[Dataset rows for apps and sites]
=== Begin Enclosure ===

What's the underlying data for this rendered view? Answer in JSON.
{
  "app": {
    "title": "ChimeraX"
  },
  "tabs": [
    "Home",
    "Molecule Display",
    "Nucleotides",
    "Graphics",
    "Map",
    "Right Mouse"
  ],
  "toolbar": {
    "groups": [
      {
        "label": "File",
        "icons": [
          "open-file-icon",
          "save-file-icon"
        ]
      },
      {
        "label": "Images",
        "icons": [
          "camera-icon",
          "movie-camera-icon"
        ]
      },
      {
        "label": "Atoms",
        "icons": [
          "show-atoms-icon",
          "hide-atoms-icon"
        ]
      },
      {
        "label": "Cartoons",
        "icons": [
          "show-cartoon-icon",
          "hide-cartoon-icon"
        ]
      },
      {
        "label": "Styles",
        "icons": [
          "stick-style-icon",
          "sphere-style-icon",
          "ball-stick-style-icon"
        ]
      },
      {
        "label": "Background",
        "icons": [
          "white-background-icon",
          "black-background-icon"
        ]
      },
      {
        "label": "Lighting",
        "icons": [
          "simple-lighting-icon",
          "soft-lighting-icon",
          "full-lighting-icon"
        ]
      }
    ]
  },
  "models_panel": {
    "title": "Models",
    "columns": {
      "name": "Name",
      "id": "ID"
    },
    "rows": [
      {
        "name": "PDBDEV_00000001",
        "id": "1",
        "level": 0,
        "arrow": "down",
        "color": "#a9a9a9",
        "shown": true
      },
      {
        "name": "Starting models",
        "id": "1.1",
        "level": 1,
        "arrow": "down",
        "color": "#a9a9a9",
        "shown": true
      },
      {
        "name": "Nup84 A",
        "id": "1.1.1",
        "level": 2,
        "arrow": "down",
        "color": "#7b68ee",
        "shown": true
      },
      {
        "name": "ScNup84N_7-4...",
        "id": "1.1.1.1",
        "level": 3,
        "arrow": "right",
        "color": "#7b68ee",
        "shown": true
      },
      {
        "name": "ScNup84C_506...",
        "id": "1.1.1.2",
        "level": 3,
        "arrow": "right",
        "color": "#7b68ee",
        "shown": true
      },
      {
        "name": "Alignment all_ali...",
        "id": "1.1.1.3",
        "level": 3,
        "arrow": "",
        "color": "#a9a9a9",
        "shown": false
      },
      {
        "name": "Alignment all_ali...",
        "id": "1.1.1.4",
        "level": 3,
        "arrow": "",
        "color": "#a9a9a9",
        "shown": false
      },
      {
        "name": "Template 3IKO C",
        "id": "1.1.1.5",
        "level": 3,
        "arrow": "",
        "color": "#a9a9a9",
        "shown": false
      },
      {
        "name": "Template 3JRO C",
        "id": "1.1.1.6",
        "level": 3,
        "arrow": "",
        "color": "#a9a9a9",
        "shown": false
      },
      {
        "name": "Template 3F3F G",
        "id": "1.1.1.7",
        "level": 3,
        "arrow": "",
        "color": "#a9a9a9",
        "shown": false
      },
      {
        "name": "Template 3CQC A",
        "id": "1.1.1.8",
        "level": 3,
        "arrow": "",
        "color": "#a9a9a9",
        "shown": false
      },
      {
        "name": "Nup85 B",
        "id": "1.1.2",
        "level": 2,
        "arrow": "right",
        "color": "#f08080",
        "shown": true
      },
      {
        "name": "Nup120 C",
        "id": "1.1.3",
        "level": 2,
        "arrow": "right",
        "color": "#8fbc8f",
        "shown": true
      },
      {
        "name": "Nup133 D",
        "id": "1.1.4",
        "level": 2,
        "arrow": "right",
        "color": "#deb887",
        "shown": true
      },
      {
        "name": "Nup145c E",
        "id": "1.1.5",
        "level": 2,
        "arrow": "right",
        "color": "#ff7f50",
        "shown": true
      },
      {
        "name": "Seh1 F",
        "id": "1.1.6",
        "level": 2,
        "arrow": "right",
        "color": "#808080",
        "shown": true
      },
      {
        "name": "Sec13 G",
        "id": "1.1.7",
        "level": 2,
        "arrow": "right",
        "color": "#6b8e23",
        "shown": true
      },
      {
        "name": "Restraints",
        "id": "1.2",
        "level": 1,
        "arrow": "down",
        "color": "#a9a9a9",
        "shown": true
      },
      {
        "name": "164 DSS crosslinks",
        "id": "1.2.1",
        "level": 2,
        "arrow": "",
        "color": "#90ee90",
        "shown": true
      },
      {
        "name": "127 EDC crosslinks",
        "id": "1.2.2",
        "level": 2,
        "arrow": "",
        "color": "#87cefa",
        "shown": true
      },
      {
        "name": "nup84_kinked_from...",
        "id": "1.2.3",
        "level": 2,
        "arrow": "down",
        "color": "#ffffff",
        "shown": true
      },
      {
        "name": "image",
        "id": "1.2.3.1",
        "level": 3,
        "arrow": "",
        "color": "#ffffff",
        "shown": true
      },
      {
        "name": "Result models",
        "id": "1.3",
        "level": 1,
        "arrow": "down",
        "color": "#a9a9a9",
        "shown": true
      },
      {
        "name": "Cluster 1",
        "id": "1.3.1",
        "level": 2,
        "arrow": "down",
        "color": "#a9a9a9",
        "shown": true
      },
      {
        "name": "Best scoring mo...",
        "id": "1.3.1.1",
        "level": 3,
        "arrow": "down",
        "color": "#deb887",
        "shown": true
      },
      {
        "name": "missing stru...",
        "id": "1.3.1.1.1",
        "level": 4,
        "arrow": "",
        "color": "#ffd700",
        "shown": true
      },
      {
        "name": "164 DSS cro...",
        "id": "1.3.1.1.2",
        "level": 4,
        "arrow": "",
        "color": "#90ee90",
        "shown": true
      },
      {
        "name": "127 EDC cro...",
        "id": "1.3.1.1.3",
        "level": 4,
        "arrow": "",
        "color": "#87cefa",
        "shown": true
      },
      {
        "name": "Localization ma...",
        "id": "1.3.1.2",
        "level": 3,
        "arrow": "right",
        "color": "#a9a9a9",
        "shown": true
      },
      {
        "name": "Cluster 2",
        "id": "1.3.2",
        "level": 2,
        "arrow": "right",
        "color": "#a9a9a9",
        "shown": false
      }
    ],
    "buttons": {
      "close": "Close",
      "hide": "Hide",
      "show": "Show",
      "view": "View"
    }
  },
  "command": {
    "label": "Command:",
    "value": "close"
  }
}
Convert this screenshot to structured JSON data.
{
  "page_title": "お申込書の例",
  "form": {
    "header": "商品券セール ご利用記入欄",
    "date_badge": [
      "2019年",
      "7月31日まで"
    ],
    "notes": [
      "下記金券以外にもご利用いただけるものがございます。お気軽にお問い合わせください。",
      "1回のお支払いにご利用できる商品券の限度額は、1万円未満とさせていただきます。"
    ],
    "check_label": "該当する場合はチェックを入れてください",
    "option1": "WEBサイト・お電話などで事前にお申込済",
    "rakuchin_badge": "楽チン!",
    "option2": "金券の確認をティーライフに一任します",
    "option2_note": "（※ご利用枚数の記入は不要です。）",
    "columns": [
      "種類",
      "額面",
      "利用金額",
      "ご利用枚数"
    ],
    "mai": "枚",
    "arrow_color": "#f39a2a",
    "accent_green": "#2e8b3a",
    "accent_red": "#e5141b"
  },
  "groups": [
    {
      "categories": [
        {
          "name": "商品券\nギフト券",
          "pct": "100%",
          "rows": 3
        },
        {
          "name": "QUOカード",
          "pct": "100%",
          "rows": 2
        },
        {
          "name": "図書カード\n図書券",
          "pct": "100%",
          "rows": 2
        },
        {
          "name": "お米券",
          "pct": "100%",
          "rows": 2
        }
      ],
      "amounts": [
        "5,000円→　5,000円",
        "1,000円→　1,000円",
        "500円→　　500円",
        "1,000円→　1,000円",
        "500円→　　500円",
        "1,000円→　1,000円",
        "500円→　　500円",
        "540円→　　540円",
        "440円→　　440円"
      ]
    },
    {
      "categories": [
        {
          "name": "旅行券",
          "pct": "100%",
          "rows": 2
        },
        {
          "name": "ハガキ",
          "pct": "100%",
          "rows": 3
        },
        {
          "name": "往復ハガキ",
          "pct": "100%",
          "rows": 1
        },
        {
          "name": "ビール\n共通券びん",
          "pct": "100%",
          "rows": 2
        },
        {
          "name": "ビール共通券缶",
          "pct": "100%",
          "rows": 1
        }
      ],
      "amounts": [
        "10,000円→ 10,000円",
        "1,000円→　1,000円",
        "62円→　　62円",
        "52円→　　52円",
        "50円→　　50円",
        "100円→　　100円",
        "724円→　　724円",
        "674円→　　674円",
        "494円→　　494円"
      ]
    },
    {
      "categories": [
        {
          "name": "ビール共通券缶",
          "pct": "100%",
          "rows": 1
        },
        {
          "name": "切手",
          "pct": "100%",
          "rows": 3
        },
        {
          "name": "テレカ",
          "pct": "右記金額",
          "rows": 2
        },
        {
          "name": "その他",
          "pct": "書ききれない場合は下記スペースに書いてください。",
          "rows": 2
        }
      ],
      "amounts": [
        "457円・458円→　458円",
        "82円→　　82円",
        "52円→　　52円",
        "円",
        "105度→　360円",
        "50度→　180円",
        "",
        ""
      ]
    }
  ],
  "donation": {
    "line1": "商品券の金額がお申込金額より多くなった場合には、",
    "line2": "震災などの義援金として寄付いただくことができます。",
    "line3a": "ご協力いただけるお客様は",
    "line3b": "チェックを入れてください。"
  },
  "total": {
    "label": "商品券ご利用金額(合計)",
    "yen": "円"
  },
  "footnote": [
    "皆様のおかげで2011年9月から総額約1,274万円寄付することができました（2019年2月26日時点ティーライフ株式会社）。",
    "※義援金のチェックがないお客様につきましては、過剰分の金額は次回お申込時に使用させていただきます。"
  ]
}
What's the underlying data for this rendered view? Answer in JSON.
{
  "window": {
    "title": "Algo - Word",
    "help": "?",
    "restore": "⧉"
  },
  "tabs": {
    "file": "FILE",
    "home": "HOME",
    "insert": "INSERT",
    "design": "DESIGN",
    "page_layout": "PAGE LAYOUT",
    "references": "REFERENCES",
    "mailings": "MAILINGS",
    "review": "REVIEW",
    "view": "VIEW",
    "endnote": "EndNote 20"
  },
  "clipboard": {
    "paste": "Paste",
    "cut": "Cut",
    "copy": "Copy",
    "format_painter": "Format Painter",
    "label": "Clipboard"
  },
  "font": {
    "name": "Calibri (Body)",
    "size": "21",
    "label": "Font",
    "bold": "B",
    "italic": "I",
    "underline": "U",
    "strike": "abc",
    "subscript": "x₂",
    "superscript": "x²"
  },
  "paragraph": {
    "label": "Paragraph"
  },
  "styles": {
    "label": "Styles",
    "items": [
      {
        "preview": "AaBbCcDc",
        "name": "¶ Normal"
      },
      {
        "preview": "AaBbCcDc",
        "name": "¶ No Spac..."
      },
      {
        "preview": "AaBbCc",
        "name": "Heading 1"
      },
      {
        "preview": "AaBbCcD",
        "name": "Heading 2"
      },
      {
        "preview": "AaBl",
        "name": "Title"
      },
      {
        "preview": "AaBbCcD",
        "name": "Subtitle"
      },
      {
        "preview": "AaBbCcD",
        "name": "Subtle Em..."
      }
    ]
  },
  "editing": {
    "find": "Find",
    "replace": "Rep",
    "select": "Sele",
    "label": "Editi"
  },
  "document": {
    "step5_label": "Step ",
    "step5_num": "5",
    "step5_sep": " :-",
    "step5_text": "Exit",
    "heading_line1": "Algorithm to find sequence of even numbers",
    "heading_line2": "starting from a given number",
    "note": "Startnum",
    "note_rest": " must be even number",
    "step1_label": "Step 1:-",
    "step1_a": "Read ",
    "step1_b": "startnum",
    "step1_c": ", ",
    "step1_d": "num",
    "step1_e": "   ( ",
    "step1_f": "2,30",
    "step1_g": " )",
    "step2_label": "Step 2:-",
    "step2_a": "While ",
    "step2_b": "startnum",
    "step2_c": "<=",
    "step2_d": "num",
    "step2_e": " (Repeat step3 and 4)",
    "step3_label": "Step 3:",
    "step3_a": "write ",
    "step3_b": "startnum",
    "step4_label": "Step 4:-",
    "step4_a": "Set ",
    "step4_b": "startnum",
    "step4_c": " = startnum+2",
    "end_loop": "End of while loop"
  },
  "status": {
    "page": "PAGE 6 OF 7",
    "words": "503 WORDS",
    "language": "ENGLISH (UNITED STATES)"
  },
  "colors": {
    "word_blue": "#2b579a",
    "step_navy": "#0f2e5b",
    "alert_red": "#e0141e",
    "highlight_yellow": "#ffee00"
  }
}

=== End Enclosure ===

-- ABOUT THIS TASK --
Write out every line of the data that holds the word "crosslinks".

-- OUTPUT FOR THIS TASK --
        "name": "164 DSS crosslinks",
        "name": "127 EDC crosslinks",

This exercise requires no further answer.